As a result, I have been considering a red/green deck myself, possibly making use of Flinthoof Boar to go super heavy on the haste creatures. It makes for a good recovery after a Day of Judgment or similar effect. However, I just don’t see it beating Naya or UW Delver, and those decks will definitely still be there. Finding the right deck is so hard!
RG Aggro by jakers1016
There are three more decks in our line up, and as it’s getting late and it is my birthday today, I want to whisk through them super fast.
I especially don’t want to waste time on Wolf Run. You know this list by heart. Most of the lists are traditional RG builds and yes, they have added Farseek from M13. Rather than giving you a boring list, I found a blue version that made Top 8 of an online Premier event this Saturday. It powers out Frost Titan, who has been sadly absent from Standard for a good while now, and uses the over-anticipated and now somewhat neglected miracle Temporal Mastery.
I still think Wolf Run is a bad choice in a meta filled with tempo decks wielding Mana Leak, but there will always be someone playing Ramp.
Wolf Run Blue by Sepirath05
Esper Midrange and Mono-Black
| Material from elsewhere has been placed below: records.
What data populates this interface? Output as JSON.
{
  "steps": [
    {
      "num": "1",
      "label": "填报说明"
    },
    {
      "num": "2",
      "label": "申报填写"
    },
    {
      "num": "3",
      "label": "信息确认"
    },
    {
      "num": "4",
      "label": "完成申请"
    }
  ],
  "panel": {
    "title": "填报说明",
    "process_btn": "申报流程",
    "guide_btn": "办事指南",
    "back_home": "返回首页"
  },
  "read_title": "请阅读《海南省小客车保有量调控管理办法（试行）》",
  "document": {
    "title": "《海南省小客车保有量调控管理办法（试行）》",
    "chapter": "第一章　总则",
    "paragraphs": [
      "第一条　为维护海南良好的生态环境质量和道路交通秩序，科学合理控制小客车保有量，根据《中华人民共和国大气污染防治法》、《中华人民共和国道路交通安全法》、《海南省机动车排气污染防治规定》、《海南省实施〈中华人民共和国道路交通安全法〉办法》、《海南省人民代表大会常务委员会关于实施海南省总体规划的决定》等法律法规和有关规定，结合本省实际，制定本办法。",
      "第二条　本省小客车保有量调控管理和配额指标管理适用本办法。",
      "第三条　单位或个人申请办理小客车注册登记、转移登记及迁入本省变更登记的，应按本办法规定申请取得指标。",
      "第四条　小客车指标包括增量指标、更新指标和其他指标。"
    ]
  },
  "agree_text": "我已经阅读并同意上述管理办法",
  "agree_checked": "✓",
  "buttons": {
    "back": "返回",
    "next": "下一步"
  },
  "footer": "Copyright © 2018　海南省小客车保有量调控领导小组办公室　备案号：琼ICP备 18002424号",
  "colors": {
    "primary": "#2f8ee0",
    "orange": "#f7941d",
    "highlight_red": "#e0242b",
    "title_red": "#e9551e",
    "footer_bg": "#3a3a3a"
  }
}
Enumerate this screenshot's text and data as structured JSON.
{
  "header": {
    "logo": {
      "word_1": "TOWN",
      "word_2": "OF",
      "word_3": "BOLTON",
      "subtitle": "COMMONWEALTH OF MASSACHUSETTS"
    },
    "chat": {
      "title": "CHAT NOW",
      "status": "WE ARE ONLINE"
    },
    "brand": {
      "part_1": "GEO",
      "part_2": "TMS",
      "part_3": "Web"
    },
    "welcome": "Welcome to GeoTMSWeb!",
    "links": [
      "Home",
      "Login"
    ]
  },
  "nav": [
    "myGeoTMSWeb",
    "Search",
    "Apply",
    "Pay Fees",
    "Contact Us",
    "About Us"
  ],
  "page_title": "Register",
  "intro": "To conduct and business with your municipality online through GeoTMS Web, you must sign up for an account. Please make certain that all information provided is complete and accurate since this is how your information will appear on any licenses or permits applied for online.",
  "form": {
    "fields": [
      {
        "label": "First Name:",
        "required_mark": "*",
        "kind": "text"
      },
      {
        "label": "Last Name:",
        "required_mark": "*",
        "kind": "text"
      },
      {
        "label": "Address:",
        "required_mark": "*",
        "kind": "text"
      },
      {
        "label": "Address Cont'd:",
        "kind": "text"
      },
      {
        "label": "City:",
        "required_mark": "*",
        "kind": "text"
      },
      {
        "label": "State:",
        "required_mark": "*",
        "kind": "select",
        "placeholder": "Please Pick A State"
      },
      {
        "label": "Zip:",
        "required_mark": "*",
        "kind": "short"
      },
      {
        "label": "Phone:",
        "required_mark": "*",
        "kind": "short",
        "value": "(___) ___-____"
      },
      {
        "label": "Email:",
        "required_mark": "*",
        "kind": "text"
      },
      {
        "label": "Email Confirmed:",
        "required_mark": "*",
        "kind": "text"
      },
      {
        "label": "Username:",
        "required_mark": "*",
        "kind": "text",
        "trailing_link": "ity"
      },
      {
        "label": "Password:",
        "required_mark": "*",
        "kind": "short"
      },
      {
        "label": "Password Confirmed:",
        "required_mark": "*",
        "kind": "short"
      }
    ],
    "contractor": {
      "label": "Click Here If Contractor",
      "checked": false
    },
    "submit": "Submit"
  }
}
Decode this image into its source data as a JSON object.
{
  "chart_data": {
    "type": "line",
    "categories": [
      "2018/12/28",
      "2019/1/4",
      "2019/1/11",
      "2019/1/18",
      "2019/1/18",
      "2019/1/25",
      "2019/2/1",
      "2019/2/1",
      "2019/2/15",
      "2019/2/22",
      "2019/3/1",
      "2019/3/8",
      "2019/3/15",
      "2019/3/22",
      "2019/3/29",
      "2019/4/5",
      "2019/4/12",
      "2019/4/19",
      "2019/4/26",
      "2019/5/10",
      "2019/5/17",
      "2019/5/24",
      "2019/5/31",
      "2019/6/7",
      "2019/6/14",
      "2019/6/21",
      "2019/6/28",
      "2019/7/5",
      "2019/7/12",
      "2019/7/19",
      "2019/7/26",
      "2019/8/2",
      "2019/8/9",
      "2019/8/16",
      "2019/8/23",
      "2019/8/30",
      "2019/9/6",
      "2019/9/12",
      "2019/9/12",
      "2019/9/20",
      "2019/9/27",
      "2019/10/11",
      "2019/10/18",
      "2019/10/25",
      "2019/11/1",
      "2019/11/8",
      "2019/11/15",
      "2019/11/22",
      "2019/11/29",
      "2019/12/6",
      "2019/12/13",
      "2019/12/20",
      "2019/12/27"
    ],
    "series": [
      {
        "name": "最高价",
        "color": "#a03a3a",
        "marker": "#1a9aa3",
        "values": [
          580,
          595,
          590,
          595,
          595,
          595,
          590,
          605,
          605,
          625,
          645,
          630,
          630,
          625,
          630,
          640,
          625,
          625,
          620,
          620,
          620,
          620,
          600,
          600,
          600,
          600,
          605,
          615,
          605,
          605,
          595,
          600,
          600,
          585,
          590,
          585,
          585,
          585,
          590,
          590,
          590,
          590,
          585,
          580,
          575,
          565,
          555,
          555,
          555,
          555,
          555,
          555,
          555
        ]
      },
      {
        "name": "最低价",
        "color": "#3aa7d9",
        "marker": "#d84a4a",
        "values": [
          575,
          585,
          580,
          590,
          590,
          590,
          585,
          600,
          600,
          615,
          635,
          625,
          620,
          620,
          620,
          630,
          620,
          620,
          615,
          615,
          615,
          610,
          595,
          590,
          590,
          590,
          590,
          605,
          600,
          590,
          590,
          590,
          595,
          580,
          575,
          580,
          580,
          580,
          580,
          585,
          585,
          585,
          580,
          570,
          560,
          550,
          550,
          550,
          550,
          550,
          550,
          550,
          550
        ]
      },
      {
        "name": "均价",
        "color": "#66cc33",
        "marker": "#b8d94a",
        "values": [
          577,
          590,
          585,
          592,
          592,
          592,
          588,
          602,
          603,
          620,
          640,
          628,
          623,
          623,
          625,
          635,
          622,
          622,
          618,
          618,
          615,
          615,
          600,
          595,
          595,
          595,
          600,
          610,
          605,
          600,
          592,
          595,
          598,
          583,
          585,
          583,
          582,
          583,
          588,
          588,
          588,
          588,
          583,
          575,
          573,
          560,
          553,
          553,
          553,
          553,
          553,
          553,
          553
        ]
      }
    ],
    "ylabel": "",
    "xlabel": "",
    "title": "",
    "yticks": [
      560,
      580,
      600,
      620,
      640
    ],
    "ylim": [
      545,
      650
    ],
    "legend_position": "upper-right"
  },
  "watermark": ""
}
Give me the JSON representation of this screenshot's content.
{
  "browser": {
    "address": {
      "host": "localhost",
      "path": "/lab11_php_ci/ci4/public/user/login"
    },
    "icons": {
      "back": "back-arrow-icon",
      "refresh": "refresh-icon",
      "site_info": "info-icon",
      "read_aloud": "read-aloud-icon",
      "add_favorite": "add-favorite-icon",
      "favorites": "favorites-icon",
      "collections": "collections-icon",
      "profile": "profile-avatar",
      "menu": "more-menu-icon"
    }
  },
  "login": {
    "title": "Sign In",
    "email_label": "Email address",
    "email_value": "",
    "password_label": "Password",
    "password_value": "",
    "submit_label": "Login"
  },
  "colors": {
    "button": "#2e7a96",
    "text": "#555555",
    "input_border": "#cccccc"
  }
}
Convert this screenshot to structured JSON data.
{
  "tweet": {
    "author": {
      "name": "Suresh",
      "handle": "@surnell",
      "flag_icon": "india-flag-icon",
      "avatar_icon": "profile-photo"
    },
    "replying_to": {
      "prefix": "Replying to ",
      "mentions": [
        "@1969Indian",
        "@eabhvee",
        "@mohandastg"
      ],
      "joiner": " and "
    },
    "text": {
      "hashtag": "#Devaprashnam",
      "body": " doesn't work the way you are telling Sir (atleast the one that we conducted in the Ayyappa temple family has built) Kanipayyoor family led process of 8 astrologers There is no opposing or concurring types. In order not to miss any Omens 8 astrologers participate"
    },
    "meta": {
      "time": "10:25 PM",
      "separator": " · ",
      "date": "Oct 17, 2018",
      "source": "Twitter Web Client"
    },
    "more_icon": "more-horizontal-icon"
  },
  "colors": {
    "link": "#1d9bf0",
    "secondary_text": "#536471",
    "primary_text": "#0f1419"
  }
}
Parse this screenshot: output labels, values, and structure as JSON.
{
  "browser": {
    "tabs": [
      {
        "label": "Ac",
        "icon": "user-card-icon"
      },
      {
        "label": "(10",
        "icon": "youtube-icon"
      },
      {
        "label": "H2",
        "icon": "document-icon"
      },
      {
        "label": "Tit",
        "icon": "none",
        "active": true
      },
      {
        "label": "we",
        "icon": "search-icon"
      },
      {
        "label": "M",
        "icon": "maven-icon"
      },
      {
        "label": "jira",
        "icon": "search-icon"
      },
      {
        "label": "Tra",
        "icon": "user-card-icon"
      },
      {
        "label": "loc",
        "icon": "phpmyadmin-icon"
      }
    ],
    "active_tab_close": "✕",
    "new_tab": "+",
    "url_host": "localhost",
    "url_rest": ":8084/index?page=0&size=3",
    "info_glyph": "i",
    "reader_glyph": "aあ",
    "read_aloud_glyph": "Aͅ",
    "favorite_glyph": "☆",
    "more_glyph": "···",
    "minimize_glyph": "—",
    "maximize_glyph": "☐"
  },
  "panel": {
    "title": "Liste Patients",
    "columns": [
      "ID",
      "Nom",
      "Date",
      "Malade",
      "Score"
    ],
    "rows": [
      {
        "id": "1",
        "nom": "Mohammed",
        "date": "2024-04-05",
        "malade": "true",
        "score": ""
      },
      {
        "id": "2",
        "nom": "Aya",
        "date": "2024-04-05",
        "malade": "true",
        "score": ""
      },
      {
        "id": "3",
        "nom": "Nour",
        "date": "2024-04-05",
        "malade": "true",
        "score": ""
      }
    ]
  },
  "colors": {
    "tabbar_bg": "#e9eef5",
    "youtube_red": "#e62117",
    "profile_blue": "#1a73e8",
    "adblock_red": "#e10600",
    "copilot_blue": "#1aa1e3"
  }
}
The last decks to look at are the control options in the format: Esper Midrange and Mono-Black. Esper Midrange was once described as Delverless Delver, and while it isn’t traditional control, it will take the control role in most matches.
I’m not sure of the attraction of Mono-Black over Esper. Esper still has the sweepers that black provides, with a much better ability to form a board state with Angels and Blade Splicer plus extra value from Snapcaster Mage.
These decks are becoming more successful and popular, so don’t neglect them in your testing.
Mono-Black by HereticD2000
Esper Midrange by DoctorPenick
Something to End With
That’s pretty much the low down on the major decks in Standard. However, there are a few tasty treats I want to finish with. It always takes a while for any new decks to infiltrate the meta. I have been on the look out for any potential candidates, and two decks caught my eye.
First up is Elves. People have been talking about Elves over the last few weeks, what with Llanowar Elves and Arbor Elf in the format simultaneously. With Visionary to draw cards and [card elvish archdruid]Archdruid[/card] to make truck loads of mana, someone was bound to find something worth doing.
Elf Wave by Kurt Crane
Apparently that something was adding white to use Restoration Angel and Village Bell-Ringer to make even more mana, and then cast Genesis Wave, or simply Green Sun’s Zenith for a Craterhoof Behemoth. This deck is the closest thing to combo in Standard, and you are going to need a way to beat it after it came in second at the SCG Open this weekend.
Sadly, this means Mono-Green is no longer the deck I would recommend, as I it cannot interrupt this game plan—which will just result in you being slaughtered. On the other hand, those control decks I mentioned with lots of sweepers should do just fine.
As I mentioned earlier, the UK PTQ this weekend had a multitude of control-style decks. Can you guess the M13 card that made these appear from the woodwork? It’s everyone’s favorite goat-making artifact: Trading Post. It has teamed up in the UK with Tezzeret to make this:
UB Tezzert Post by Jack Mitchell-Burns
I like the inclusion of Post into a Tezzeret-style list which wants to play and sacrifice lots of artifacts. Trading Post does, well, basically everything, including become a 5/5. With so many artifacts, Tezzeret’s ultimate provides a pretty good win condition. I have not tried this list myself, so I will resist commenting too much, but I’m excited to try it out.
As decks like this come to prevalence Ground Seal is going to become a must in the sideboard of all green decks, and this may even be enough to stop their progression in the metagame entirely. I would recommend Ground Seal even if you don’t expect any Trading Post lists, as it proved remarkably powerful against Delver this weekend for the Mono-Green decks.
Now if you’ll excuse me, I have to go out for dinner! Say hi @onionpixie and I’ll see you next week.